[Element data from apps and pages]
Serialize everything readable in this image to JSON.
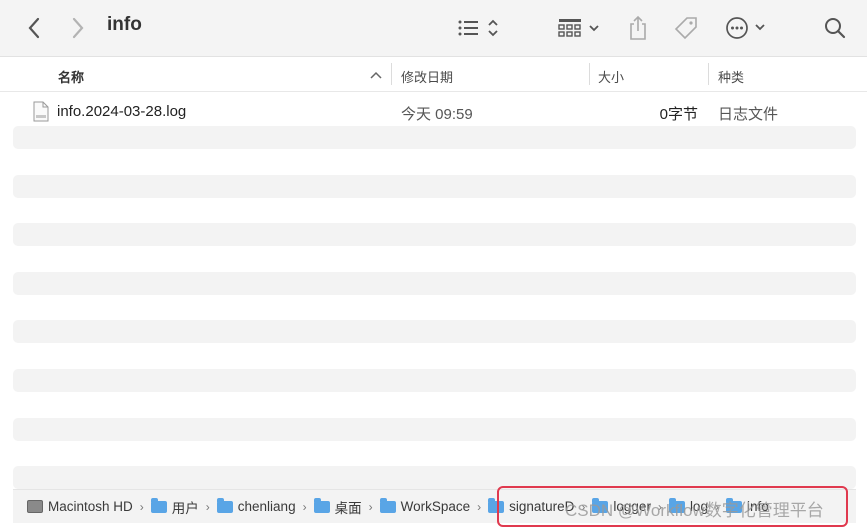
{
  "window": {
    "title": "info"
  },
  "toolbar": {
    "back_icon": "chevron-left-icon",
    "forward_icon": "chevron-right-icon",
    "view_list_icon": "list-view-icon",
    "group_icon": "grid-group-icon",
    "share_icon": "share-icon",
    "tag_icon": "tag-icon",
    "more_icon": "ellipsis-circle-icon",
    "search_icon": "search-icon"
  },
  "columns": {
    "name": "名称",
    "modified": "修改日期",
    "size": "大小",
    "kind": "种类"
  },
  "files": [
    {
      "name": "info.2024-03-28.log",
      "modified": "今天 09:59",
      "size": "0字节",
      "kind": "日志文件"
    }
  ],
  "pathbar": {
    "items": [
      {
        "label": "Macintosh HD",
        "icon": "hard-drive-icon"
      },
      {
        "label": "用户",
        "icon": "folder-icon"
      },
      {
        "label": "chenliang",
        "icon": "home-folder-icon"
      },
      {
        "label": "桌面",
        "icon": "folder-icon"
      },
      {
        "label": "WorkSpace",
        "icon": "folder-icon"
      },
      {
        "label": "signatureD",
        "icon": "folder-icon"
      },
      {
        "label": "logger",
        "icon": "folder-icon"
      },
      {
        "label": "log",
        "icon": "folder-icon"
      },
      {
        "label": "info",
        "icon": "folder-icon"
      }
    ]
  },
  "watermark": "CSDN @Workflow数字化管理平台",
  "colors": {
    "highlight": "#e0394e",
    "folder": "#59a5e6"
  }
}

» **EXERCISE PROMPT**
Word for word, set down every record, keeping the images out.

» **ANSWER BOX**
Serialize everything readable in this image to JSON.
{
  "window": {
    "title": "info"
  },
  "toolbar": {
    "back_icon": "chevron-left-icon",
    "forward_icon": "chevron-right-icon",
    "view_list_icon": "list-view-icon",
    "group_icon": "grid-group-icon",
    "share_icon": "share-icon",
    "tag_icon": "tag-icon",
    "more_icon": "ellipsis-circle-icon",
    "search_icon": "search-icon"
  },
  "columns": {
    "name": "名称",
    "modified": "修改日期",
    "size": "大小",
    "kind": "种类"
  },
  "files": [
    {
      "name": "info.2024-03-28.log",
      "modified": "今天 09:59",
      "size": "0字节",
      "kind": "日志文件"
    }
  ],
  "pathbar": {
    "items": [
      {
        "label": "Macintosh HD",
        "icon": "hard-drive-icon"
      },
      {
        "label": "用户",
        "icon": "folder-icon"
      },
      {
        "label": "chenliang",
        "icon": "home-folder-icon"
      },
      {
        "label": "桌面",
        "icon": "folder-icon"
      },
      {
        "label": "WorkSpace",
        "icon": "folder-icon"
      },
      {
        "label": "signatureD",
        "icon": "folder-icon"
      },
      {
        "label": "logger",
        "icon": "folder-icon"
      },
      {
        "label": "log",
        "icon": "folder-icon"
      },
      {
        "label": "info",
        "icon": "folder-icon"
      }
    ]
  },
  "watermark": "CSDN @Workflow数字化管理平台",
  "colors": {
    "highlight": "#e0394e",
    "folder": "#59a5e6"
  }
}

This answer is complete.